For heavier noise, the default settings above are recommended, increasing the "Sensitivity" slider if necessary.
For light noise (for example FM hiss or web-stream carrier noise) the default settings in Noise Removal may be a little too aggressive, possibly introducing tinkly artifacts.
- Noise Reduction (dB): Try setting this to about -12. It will still have an appreciable effect on low level noise, but will reduce the risk of tinkly artifacts.
- Frequency Smoothing (Hz): Try increasing this a little, typically to around 500 Hz.
- Sensitivity control (dB): Reducing this can further help to make the effect less aggressive, but may require a lot of experimentation for only slightly better results. For a quick result, this slider is usually best left at the default 0.0 dB.
For critical work it is best to experiment for optimum settings; see this page in the Wiki for further advice on using the settings for this effect.
- Steve 22Oct13: Fwiw, I agree that personals like "I" and "my" are inappropriate for the manual.

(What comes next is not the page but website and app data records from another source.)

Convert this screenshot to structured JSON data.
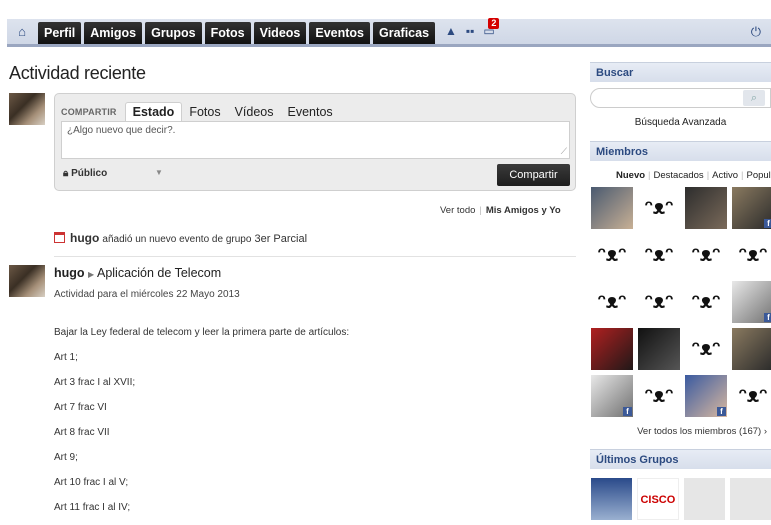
{
  "nav": {
    "tabs": [
      "Perfil",
      "Amigos",
      "Grupos",
      "Fotos",
      "Videos",
      "Eventos",
      "Graficas"
    ],
    "notifications_count": "2"
  },
  "main": {
    "title": "Actividad reciente",
    "composer": {
      "label": "COMPARTIR",
      "tabs": [
        "Estado",
        "Fotos",
        "Vídeos",
        "Eventos"
      ],
      "placeholder": "¿Algo nuevo que decir?.",
      "privacy": "Público",
      "share_button": "Compartir"
    },
    "filters": {
      "all": "Ver todo",
      "mine": "Mis Amigos y Yo"
    },
    "event": {
      "user": "hugo",
      "text": "añadió un nuevo evento de grupo",
      "group": "3er Parcial"
    },
    "post": {
      "user": "hugo",
      "target": "Aplicación de Telecom",
      "subtitle": "Actividad para el miércoles 22 Mayo 2013",
      "lines": [
        "Bajar la Ley federal de telecom y leer la primera parte de artículos:",
        "Art 1;",
        "Art 3 frac I al XVII;",
        "Art 7 frac VI",
        "Art 8 frac VII",
        "Art 9;",
        "Art 10 frac I al V;",
        "Art 11 frac I al IV;"
      ]
    }
  },
  "sidebar": {
    "search_title": "Buscar",
    "advanced_search": "Búsqueda Avanzada",
    "members_title": "Miembros",
    "member_tabs": [
      "Nuevo",
      "Destacados",
      "Activo",
      "Popula"
    ],
    "view_all_members": "Ver todos los miembros (167) ›",
    "groups_title": "Últimos Grupos",
    "cisco_logo_text": "CISCO"
  }
}
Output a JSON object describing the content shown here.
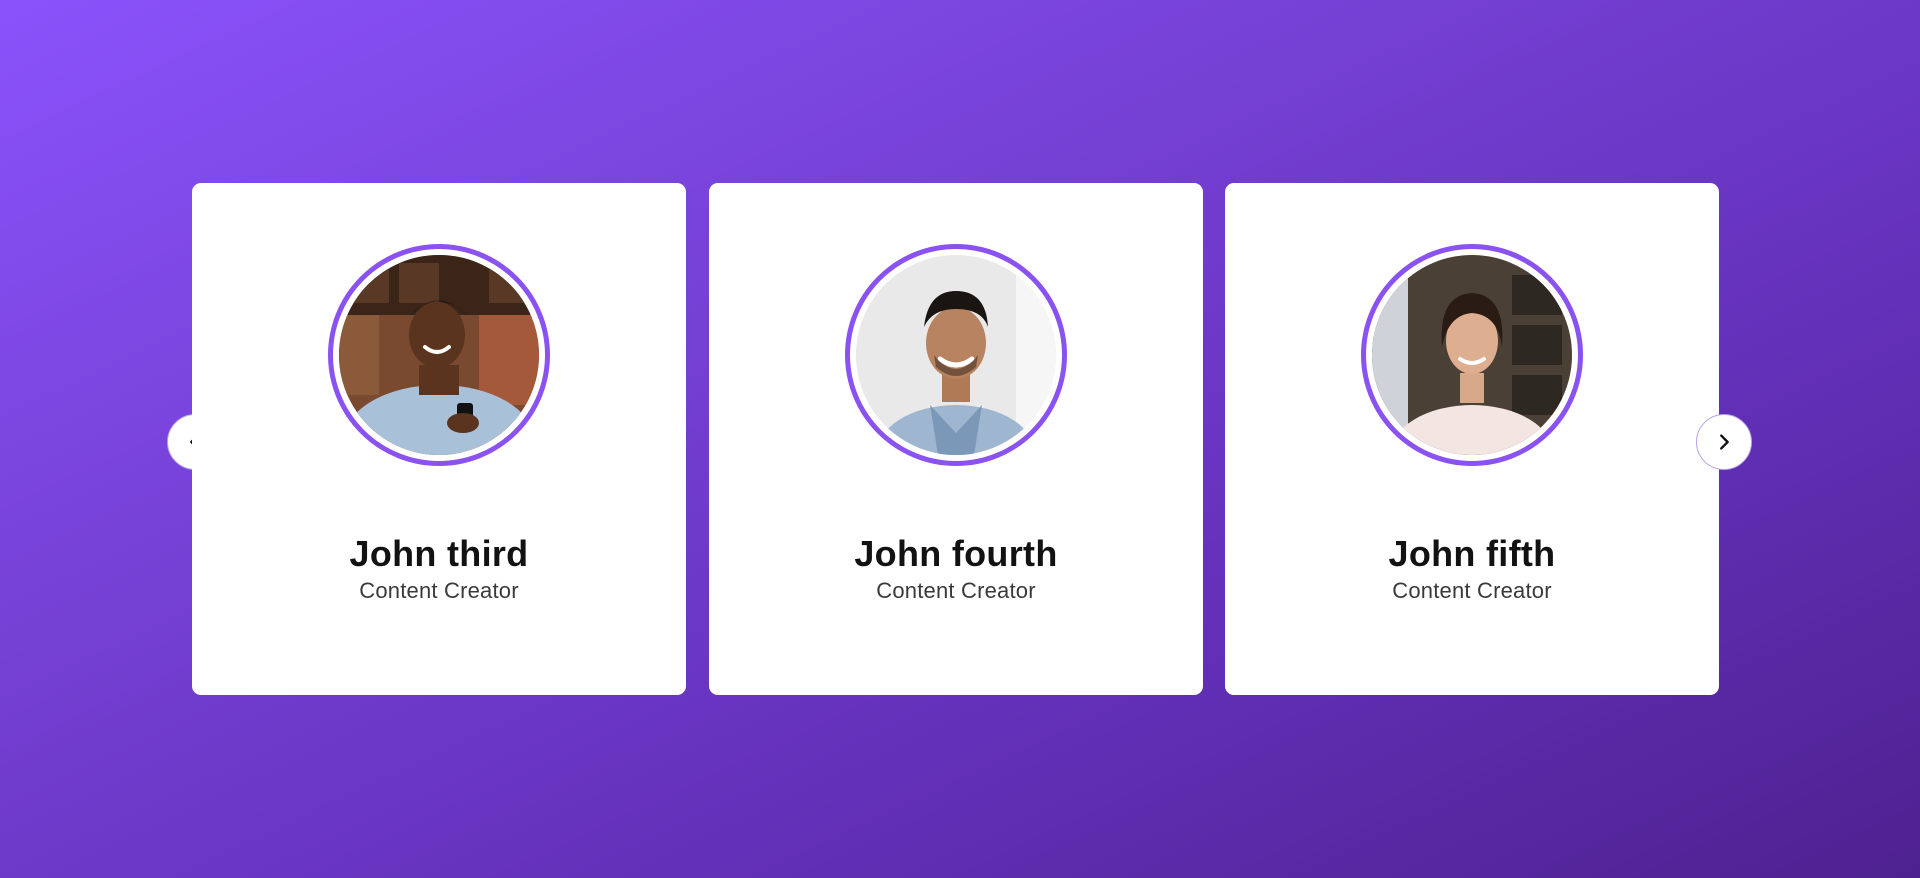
{
  "carousel": {
    "prev_icon": "chevron-left-icon",
    "next_icon": "chevron-right-icon",
    "cards": [
      {
        "name": "John third",
        "role": "Content Creator",
        "avatar": "portrait-man-with-phone"
      },
      {
        "name": "John fourth",
        "role": "Content Creator",
        "avatar": "portrait-smiling-man"
      },
      {
        "name": "John fifth",
        "role": "Content Creator",
        "avatar": "portrait-smiling-woman"
      }
    ]
  },
  "colors": {
    "background_start": "#8a52fb",
    "background_end": "#4e2190",
    "avatar_ring": "#8a52f0",
    "card": "#ffffff"
  }
}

- Peter 23Oct13: Can we use Steve's fuller anecdotal style note as a note on the Wiki page?
A skilled user of Audacity offers this advice on the use of Noise Removal:

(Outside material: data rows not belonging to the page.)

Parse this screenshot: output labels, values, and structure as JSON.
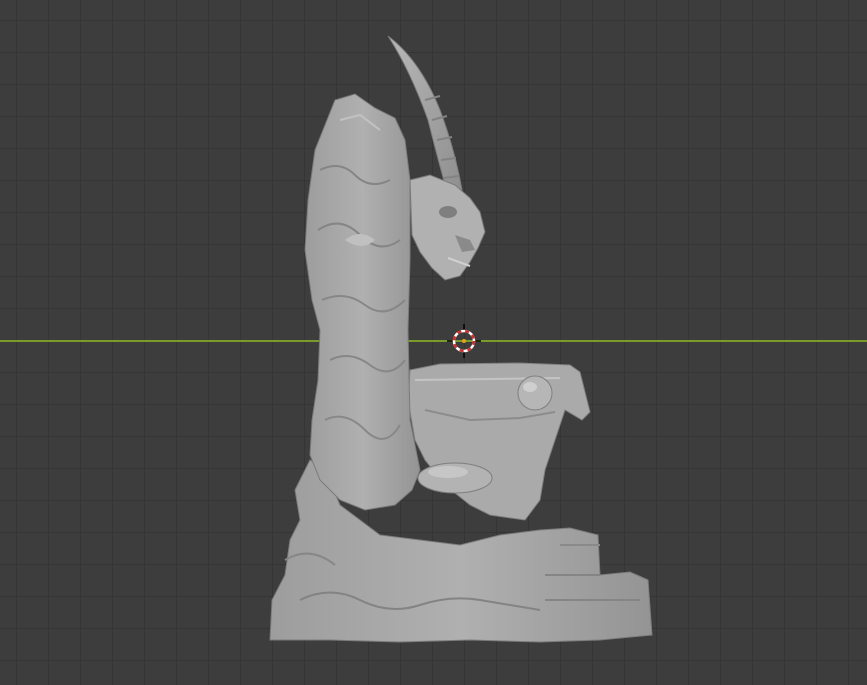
{
  "viewport": {
    "background": "#3d3d3d",
    "grid_color": "#353535",
    "x_axis_color": "#7a9a2a",
    "model_color": "#a9a9a9",
    "model_shadow": "#6f6f6f",
    "model_highlight": "#c9c9c9",
    "cursor_ring_red": "#d42a2a",
    "cursor_ring_white": "#ffffff",
    "cursor_center": "#e3a11c"
  },
  "scene": {
    "object": "sculpted-throne-with-horned-skull",
    "tool": "3d-cursor"
  }
}
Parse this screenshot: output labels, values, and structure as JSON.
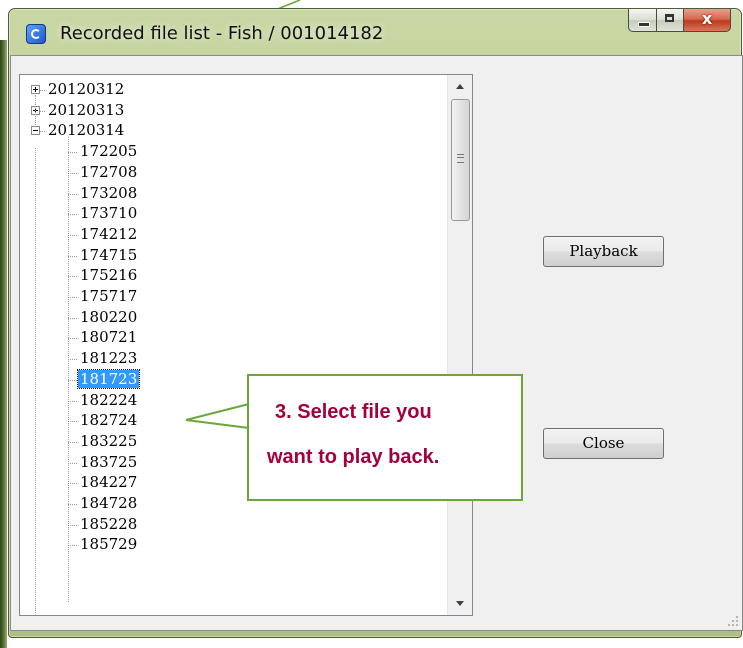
{
  "window": {
    "title": "Recorded file list - Fish / 001014182",
    "close_glyph": "x"
  },
  "tree": {
    "folders": [
      {
        "label": "20120312",
        "expanded": false
      },
      {
        "label": "20120313",
        "expanded": false
      },
      {
        "label": "20120314",
        "expanded": true
      }
    ],
    "files": [
      "172205",
      "172708",
      "173208",
      "173710",
      "174212",
      "174715",
      "175216",
      "175717",
      "180220",
      "180721",
      "181223",
      "181723",
      "182224",
      "182724",
      "183225",
      "183725",
      "184227",
      "184728",
      "185228",
      "185729"
    ],
    "selected": "181723"
  },
  "buttons": {
    "playback": "Playback",
    "close": "Close"
  },
  "callout": {
    "line1": "3. Select file you",
    "line2": "want to play back.",
    "border_color": "#6aa73a",
    "text_color": "#a3003d"
  }
}
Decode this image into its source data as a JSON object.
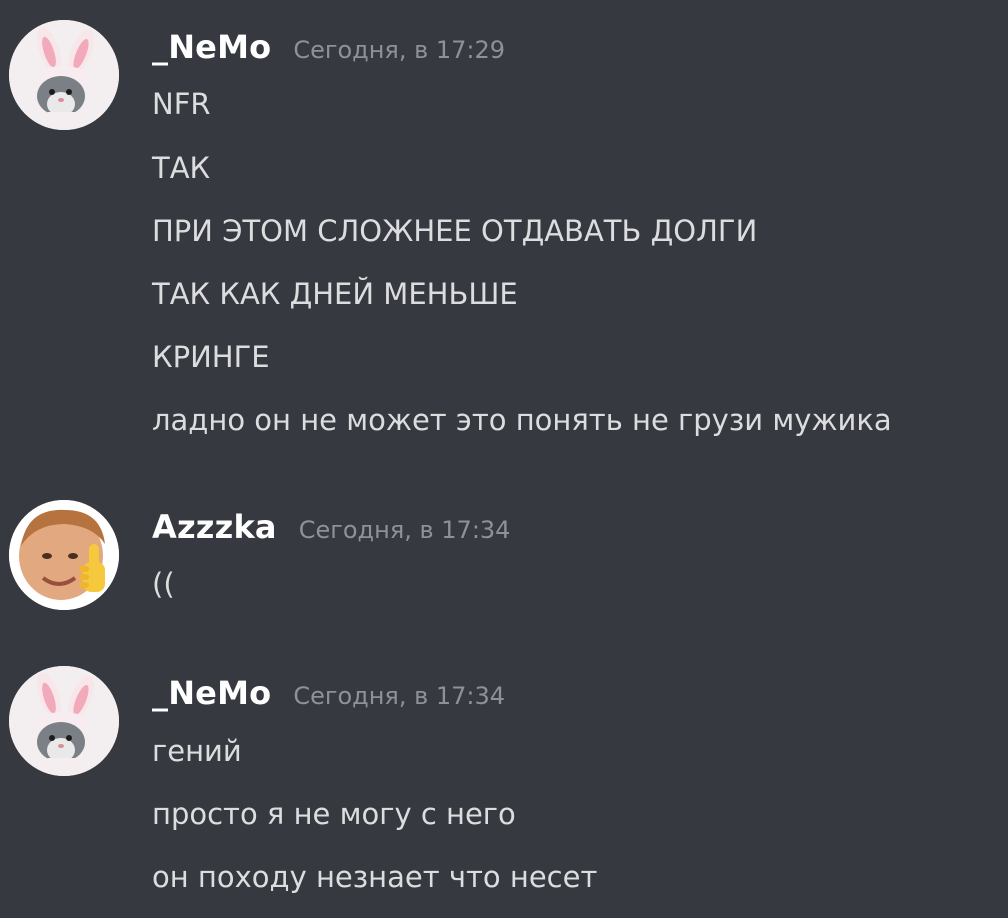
{
  "messages": [
    {
      "username": "_NeMo",
      "timestamp": "Сегодня, в 17:29",
      "avatar_icon": "bunny-ears-cat-avatar",
      "lines": [
        "NFR",
        "ТАК",
        "ПРИ ЭТОМ СЛОЖНЕЕ ОТДАВАТЬ ДОЛГИ",
        "ТАК КАК ДНЕЙ МЕНЬШЕ",
        "КРИНГЕ",
        "ладно он не может это понять не грузи мужика"
      ]
    },
    {
      "username": "Azzzka",
      "timestamp": "Сегодня, в 17:34",
      "avatar_icon": "thumbs-up-face-avatar",
      "lines": [
        "(("
      ]
    },
    {
      "username": "_NeMo",
      "timestamp": "Сегодня, в 17:34",
      "avatar_icon": "bunny-ears-cat-avatar",
      "lines": [
        "гений",
        "просто я не могу с него",
        "он походу незнает что несет"
      ]
    }
  ],
  "colors": {
    "background": "#36393f",
    "username": "#ffffff",
    "timestamp": "#8e9297",
    "message_text": "#dcddde"
  }
}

The default settings in Noise Removal are a bit too aggressive for my liking, but many users require the settings to be quite aggressive so as to have some impact on bad recordings. Setting the "Noise Reduction (dB)" to about -12 will still have an appreciable effect on low level noise, but will produce much lower tinkly artefacts than the default settings. I generally like to increase the "Frequency Smoothing" a bit too - typically around 500 Hz, but for critical work it's best to experiment for optimum settings.
The "Sensitivity" control is interesting, but a bit tricky to use effectively. Usually I leave this at the default 0.0 dB. Some sounds "mask" noise better than others. Sounds that have a significant amount of "breathyness" will cover up (mask) low level hiss much better than say low piano notes.
When the noise is not masked, it will be audible "through" the retained sound. This can be countered by increasing the Sensitivity (dB) control, but note that increasing the sensitivity makes the effect more aggressive so it is also necessary to reduce the "Noise reduction (dB)" setting and possibly also increase the "Frequency Smoothing" and reduce the Attack/decay to zero. For this type of situation I may increase the sensitivity up to about +8 dB and reduce the reduction to around 8 dB.
Reducing the sensitivity control can help to make the effect less aggressive, though personally I find that reducing the "Noise reduction (dB)" control does this better.